Obama Administration Continues to Dodge Questions About Obamacare



If you want answers from the administration about Obamacare, tough luck. The federal exchanges have been open, and broken, for nearly four weeks now, but the White House and federal health officials aren't exactly being forthcoming with details.

A speech by President Obama earlier this week that was expected to address the online sign-up issues that have plagued HealthCare.gov came across more like an infomercial, complete with call-in number, for all the ways the administration says the law can work without the website.

White House Press Secretary Jay Carney repeatedly referred questions about the health law to federal health officials. But federal health officials aren't much help either. As The Washington Examiner's Phil Klein writes, an "operational update" from Centers for Medicare and Medicaid Services (CMS) Communications Director Julie Bataille yesterday left a lot of unanswered questions.

We still don't know how many people have actually enrolled in health insurance yet. All the administration will say is that 700,000 applications have been submitted so far. But that just means that people have applied to shop around and determine their eligibility for subsidies, not that they have applied for or even seen specific plan options.

Moreover, that's a national number, across all the exchanges, including those run by the states. CMS won't say how many of those submitted applications came from the more deeply troubled federal exchange system that covers 36 states. Indeed, Bataille claimed not to know how many were from the federal system and how many were from state-run exchanges. That doesn't make much sense. In order to come up with the 700,000 applications figure, application data would have to be collected from the state exchanges. Anything on top of that would be the federal portion. It's not plausible that no one at CMS knows the federal/state split. 

Bataille also dodged questions about who, besides management consultant and former acting White House budget director Jeff Zients, is involved in the "tech surge" of IT-experts the administration is supposedly bringing in to fix the website problems. 

And she refused to say whether Health and Human Services Secretary Kathleen Sebelius knew about the exchange's problems before launch. According to Klein, when Bataille was first asked about Sebelius, she responded to a different portion of the question. 

When pressed further on Seblelius, call moderator and HHS spokesman Richard Olague stepped in and said, "Next question, please."
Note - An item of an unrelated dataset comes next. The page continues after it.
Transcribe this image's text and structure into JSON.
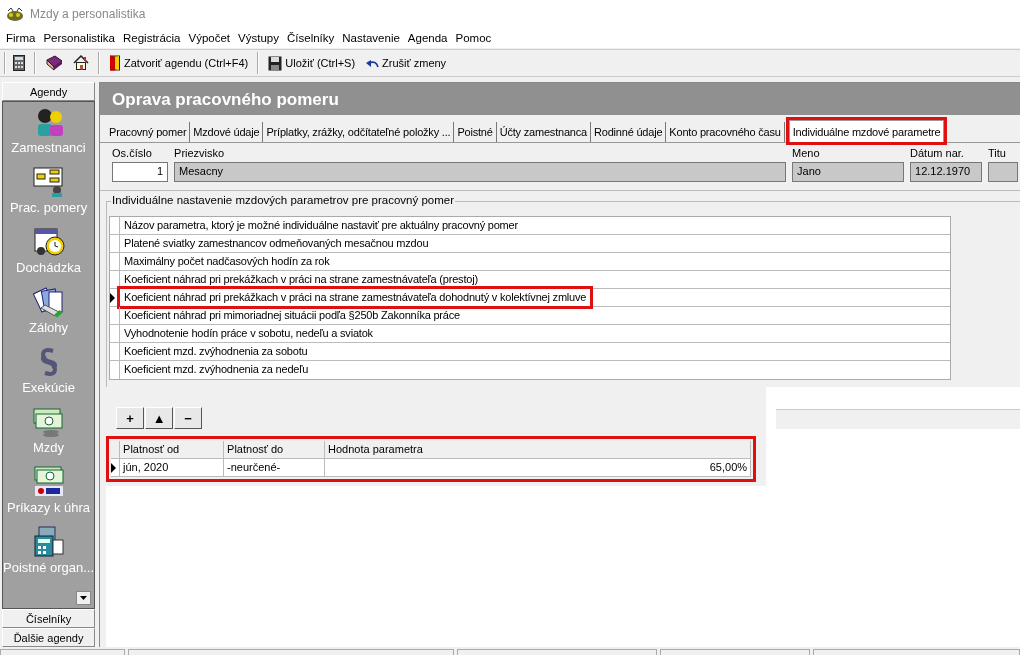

When asked about Sebelius one more time, Bataille said, "I don't think any of us were able to fully predict the consumer demand that we would have seen on Oct. 1."

Given that the problems go far beyond opening-day traffic volume, that still doesn't answer the question.

The evasiveness is not new. The administration has long been dodgy and secretive when it comes to the health law's internal operations. Senior officials insisted over and over again that it would work, and work on schedule, but never provided the kind of evidence or system previews they presumably would have if it had actually been working well. And they kept insisting that implementation was on track up to the very last minute, even as key tests were delayed, and then failed. 

So when Josh Barro, who is basically supportive of the law, writes that "there's no reason not to level with the public right now, unless the truth is so horrible and the website is so un-fixable that Obama administration officials can't bring themselves to discuss the matter publicly," I wonder if he might be on to something. Barro says he suspects that it's not the case that things are truly disastrous behind the scenes. But if there were positive developments to share, wouldn't someone be stepping forward to share them? Given the administration's history of both poor implementation and misleading communications about the status of the health exchange project, it's not clear to me why anyone ought to continue to give the administration the benefit of the doubt.